The only thing surprising about the news that Department of Justice officials are investigating possible anticompetitive behavior (read: collusion) among private equity firms is that it took so long. Note, however, that I’m not saying collusion happens or that it doesn’t — I’m far enough away from mega private equity that I’m in no real position to opine — but any industry where competitors periodically work together always brings Adam Smith’s quote to regulators’ minds:
“People of the same trade seldom meet together . . . but the conversation ends in a conspiracy against the public, or in some contrivance to raise prices.”
Of course, most regulators cheerfully ignore the second part of Smith’s quote:
“It is impossible indeed to prevent such meetings, by any law which either could be executed, or would be consistent with liberty and justice.”
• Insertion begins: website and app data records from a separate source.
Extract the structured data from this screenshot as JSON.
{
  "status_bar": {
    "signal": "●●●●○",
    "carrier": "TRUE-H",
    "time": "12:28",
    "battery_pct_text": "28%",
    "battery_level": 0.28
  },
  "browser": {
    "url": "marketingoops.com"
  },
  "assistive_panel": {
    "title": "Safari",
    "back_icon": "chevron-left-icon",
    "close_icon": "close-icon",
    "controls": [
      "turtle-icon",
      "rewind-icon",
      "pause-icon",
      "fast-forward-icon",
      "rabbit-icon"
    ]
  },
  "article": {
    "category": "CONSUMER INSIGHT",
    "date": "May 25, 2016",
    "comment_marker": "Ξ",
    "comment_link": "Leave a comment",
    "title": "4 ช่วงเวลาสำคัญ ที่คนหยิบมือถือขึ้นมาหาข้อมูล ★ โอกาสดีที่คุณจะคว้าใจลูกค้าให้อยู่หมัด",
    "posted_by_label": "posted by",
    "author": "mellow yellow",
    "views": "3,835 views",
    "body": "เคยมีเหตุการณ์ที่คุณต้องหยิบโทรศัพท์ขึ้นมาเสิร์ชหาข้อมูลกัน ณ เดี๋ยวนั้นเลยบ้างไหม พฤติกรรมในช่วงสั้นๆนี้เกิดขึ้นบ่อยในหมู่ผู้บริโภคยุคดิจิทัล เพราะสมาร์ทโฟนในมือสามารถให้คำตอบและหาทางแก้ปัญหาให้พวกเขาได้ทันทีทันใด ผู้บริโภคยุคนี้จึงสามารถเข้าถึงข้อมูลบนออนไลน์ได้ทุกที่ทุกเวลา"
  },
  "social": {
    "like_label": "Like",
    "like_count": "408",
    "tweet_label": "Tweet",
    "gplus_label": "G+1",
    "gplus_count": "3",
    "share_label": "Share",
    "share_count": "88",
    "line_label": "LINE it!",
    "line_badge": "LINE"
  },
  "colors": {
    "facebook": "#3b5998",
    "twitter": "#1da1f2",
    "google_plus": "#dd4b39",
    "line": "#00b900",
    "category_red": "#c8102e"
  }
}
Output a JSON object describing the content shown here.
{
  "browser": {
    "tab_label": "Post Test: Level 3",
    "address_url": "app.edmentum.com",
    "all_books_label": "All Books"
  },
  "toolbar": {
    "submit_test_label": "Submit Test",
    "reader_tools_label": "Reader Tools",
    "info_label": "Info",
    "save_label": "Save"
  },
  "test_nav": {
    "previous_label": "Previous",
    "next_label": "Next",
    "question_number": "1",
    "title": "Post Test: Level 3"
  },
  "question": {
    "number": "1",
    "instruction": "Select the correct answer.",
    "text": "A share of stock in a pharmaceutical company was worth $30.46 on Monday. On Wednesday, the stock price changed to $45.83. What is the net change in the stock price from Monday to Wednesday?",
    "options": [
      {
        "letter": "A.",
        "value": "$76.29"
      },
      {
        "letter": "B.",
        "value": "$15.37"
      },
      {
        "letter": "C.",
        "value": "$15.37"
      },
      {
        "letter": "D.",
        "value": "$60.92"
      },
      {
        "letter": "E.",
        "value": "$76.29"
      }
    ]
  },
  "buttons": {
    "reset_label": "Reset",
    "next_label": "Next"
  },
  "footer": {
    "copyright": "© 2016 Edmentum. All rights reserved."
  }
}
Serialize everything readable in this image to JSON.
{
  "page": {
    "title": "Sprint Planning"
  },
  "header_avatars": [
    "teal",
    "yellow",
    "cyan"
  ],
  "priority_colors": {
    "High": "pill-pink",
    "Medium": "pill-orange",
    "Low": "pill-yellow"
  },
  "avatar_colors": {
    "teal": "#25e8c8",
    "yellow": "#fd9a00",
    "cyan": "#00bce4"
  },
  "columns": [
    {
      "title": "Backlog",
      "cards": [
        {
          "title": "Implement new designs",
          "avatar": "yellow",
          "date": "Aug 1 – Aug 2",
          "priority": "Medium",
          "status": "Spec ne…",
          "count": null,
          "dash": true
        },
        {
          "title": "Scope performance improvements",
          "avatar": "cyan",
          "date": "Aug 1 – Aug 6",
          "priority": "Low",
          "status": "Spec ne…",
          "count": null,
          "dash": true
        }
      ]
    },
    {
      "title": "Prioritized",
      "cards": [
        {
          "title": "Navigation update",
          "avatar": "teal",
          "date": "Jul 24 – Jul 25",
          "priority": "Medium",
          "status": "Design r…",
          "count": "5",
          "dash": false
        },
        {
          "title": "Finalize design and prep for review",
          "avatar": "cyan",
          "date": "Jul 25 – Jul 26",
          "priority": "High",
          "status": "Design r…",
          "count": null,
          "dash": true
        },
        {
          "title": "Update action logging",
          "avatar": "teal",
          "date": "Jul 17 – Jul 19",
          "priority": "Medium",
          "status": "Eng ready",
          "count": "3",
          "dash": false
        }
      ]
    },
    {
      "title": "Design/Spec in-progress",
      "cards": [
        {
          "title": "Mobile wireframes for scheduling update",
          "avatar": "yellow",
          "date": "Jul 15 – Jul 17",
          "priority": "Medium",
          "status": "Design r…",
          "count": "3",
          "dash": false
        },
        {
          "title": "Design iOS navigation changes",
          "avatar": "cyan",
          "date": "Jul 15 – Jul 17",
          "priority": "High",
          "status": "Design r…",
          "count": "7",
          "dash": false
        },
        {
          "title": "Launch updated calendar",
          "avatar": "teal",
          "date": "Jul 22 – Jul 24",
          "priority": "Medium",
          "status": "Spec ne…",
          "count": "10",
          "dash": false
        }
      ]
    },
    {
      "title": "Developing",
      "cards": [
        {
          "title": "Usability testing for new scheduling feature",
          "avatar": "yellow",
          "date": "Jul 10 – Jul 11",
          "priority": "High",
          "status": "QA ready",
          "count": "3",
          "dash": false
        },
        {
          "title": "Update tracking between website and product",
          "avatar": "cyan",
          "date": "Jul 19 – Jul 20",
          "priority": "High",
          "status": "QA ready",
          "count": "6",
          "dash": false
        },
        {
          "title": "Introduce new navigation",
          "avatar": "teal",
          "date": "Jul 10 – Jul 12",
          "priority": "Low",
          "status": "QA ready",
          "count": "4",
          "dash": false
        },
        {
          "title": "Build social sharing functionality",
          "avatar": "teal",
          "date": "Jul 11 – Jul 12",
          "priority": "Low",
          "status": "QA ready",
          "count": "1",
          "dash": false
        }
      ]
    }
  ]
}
Because while plenty of mischief can potentially come from competing private equity firms forming a syndicate around a deal, if regulators make it less likely such syndicates form then they will increase the risk of any single transaction, thus ensuring that fewer deals get done.